▸ **What needs to be done**: Extract all data as written.
┌─ Supplied entries
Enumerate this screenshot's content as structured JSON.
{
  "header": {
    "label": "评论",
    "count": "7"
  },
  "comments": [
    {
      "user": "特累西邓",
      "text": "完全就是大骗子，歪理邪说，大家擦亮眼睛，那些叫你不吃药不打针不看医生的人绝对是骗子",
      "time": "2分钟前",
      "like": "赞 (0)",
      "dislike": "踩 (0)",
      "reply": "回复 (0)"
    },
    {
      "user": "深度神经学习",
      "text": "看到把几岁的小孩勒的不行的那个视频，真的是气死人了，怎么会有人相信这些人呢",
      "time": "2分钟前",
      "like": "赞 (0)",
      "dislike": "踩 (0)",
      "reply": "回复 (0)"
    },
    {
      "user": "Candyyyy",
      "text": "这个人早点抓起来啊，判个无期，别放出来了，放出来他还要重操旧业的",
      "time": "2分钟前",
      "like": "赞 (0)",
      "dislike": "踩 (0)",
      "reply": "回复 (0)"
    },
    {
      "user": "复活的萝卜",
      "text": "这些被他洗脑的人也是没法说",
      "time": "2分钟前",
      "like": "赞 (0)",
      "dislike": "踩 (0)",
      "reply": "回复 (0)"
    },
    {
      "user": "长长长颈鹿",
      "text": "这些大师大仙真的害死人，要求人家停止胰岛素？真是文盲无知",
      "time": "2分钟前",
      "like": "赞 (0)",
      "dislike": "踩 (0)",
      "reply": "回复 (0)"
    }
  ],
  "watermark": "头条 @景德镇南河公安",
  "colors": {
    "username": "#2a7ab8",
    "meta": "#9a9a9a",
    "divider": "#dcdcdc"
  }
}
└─
▸ **Solution to the exercise**:
Enumerate this screenshot's content as structured JSON.
{
  "header": {
    "label": "评论",
    "count": "7"
  },
  "comments": [
    {
      "user": "特累西邓",
      "text": "完全就是大骗子，歪理邪说，大家擦亮眼睛，那些叫你不吃药不打针不看医生的人绝对是骗子",
      "time": "2分钟前",
      "like": "赞 (0)",
      "dislike": "踩 (0)",
      "reply": "回复 (0)"
    },
    {
      "user": "深度神经学习",
      "text": "看到把几岁的小孩勒的不行的那个视频，真的是气死人了，怎么会有人相信这些人呢",
      "time": "2分钟前",
      "like": "赞 (0)",
      "dislike": "踩 (0)",
      "reply": "回复 (0)"
    },
    {
      "user": "Candyyyy",
      "text": "这个人早点抓起来啊，判个无期，别放出来了，放出来他还要重操旧业的",
      "time": "2分钟前",
      "like": "赞 (0)",
      "dislike": "踩 (0)",
      "reply": "回复 (0)"
    },
    {
      "user": "复活的萝卜",
      "text": "这些被他洗脑的人也是没法说",
      "time": "2分钟前",
      "like": "赞 (0)",
      "dislike": "踩 (0)",
      "reply": "回复 (0)"
    },
    {
      "user": "长长长颈鹿",
      "text": "这些大师大仙真的害死人，要求人家停止胰岛素？真是文盲无知",
      "time": "2分钟前",
      "like": "赞 (0)",
      "dislike": "踩 (0)",
      "reply": "回复 (0)"
    }
  ],
  "watermark": "头条 @景德镇南河公安",
  "colors": {
    "username": "#2a7ab8",
    "meta": "#9a9a9a",
    "divider": "#dcdcdc"
  }
}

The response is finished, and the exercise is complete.